Eco-claims: 100 percent recycled paper (minimum 90 percent post-consumer content), whitened without chlorine, unscented
Price/quantity: $3.69/250 one-ply napkins
Cute slogan: “Soft on nature”
*. [Apparently methought wrong; click on the asterisk for details.] Unlike that company, Green Forest uses a reclosable bag and boasts of a “special partnership” with River Network. Performance-wise, the napkins were strong, although they crumbled a bit under pressure. They’re on the softer side of the spectrum, which is sweet on the schnozz.The curious history of this brand wends from its creation at a small Wisconsin paper company to near-demise under the Georgia-Pacific umbrella to rescue by “Planet Inc.” in 2005. Methinks, based on pattern and performance, that these too are a private-label version, this time of Seventh Generation’s product
Small Steps by Marcal
Eco-claims: 100 percent premium recycled paper, whitened without chlorine bleaching, no dye or fragrance added
Price/quantity: $2.99/250 one-ply napkins
Cute slogan: “A small, easy step to a greener Earth”
tissues, and paper towels as “Small Steps” products and encouraging customers to “help us save 1 million trees” (a ticker on its website counts more than 21 million trees saved since 2000 — three cheers for underpromising and overdelivering!). While these napkins would be fine for everyday use, they did not hold up as well in strength tests. However, I give Marcal extra points for its reusable drawstring package.Based in New Jersey, Marcal says it’s been “saving trees since 1950” by making paper from recycled paper. The company has gotten super PR-savvy of late, rebranding its napkins, TP,
Full Circle Foods Paper Napkins
Eco-claim: 100 percent recycled paper (80 percent post-consumer content), whitened without chlorine bleach
Price/quantity: $2.99/300 one-ply napkins
Cute slogan: “Return to a natural way of living”
At first blush, these napkins struck me as the weakest of the bunch. They were softer than the others, and seemed thinner — they almost felt like a facial tissue or toilet paper. But damned if they didn’t perform like a champ. They handled maple syrup, grape jam, and pizza grease with aplomb, scored up there with eco-faker Scott’s on absorbency, and held their own in a drip test too. Give me a reusable package, and I’d be in lunch-napkin heaven.

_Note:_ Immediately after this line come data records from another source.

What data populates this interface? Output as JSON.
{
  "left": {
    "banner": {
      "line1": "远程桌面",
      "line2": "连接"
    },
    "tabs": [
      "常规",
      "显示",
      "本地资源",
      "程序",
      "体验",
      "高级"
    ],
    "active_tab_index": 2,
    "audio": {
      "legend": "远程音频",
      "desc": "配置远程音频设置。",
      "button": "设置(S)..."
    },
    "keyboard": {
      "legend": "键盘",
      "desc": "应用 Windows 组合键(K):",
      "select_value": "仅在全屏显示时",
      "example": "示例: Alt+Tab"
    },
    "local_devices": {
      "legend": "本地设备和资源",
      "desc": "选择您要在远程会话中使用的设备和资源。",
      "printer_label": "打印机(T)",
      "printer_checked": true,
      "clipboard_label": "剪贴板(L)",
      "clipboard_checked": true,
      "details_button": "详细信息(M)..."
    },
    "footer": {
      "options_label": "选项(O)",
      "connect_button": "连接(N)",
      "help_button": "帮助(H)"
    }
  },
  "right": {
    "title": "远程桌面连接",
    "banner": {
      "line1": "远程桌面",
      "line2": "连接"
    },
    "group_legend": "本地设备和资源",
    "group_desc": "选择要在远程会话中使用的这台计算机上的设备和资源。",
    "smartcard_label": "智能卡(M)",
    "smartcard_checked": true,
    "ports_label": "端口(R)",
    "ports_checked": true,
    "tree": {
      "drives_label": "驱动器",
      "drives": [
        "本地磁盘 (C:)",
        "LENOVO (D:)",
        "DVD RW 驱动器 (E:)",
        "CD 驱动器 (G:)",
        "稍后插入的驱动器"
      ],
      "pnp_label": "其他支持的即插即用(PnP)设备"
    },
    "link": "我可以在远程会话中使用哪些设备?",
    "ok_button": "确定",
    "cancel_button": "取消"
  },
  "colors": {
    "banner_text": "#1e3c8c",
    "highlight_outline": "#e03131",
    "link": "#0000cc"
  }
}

Seventh Generation Recycled Napkins
Eco-claims: 100 percent recycled paper (80 percent minimum post-consumer content), whitened without chlorine bleach, free of dyes and fragrances; this recycled paper product helps fight global warming; saves natural resources, reduces pollution
Price/quantity: $3.69/250 one-ply

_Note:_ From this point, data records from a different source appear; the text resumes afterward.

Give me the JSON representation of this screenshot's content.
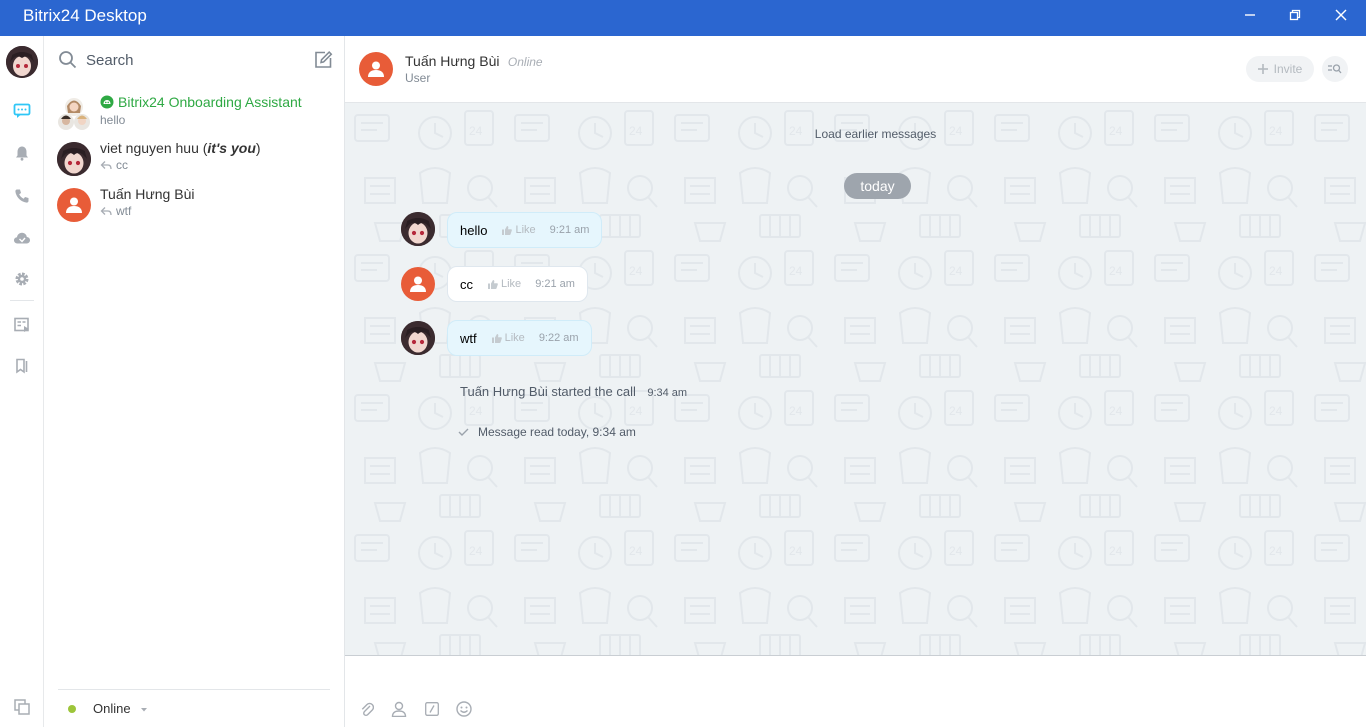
{
  "window": {
    "title": "Bitrix24 Desktop"
  },
  "search": {
    "placeholder": "Search"
  },
  "conversations": [
    {
      "name": "Bitrix24 Onboarding Assistant",
      "last": "hello"
    },
    {
      "name": "viet nguyen huu",
      "suffix_open": " (",
      "suffix_em": "it's you",
      "suffix_close": ")",
      "last": "cc"
    },
    {
      "name": "Tuấn Hưng Bùi",
      "last": "wtf"
    }
  ],
  "status": {
    "label": "Online",
    "color": "#9dc53a"
  },
  "chat": {
    "contact_name": "Tuấn Hưng Bùi",
    "contact_status": "Online",
    "contact_role": "User",
    "invite_label": "Invite",
    "load_earlier": "Load earlier messages",
    "date_divider": "today",
    "messages": [
      {
        "text": "hello",
        "like": "Like",
        "time": "9:21 am"
      },
      {
        "text": "cc",
        "like": "Like",
        "time": "9:21 am"
      },
      {
        "text": "wtf",
        "like": "Like",
        "time": "9:22 am"
      }
    ],
    "system_message": "Tuấn Hưng Bùi started the call",
    "system_time": "9:34 am",
    "read_receipt": "Message read today, 9:34 am"
  },
  "colors": {
    "titlebar": "#2b66d0",
    "accent_green": "#2fa944",
    "user_avatar": "#e85c38"
  }
}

Cute slogan: “In our every deliberation …” — you know the drill
The grandpappy of green household products scores fairly well in the napkin department — commendably strong when both wet and dry, they left the least residue when wiping maple syrup and were bearably soft on the nose. But they landed on the weak side when pressed into oven-cleaning service, and felt a bit drippier than some of the others.
The Bottom Line: Full Circle wiped away the competition, based on performance, softness, and strength. While the Seventh Generation/Green Forest* version fared slightly better than the Small Steps/365 version, any of them would make a fine table napkin. And all are better than Scott’s Unnaturals, which uses less recycled content and is bleached with chlorine; it’ll be interesting to see whether Kimberly-Clark greens up this product over the next few years in light of its new sustainability commitments.
*The public affairs manager from Planet, Inc., contacted me after publication to clarify that Green Forest is “absolutely not” a sub-brand or private-label version of Seventh Generation and that the companies are in fact competitors.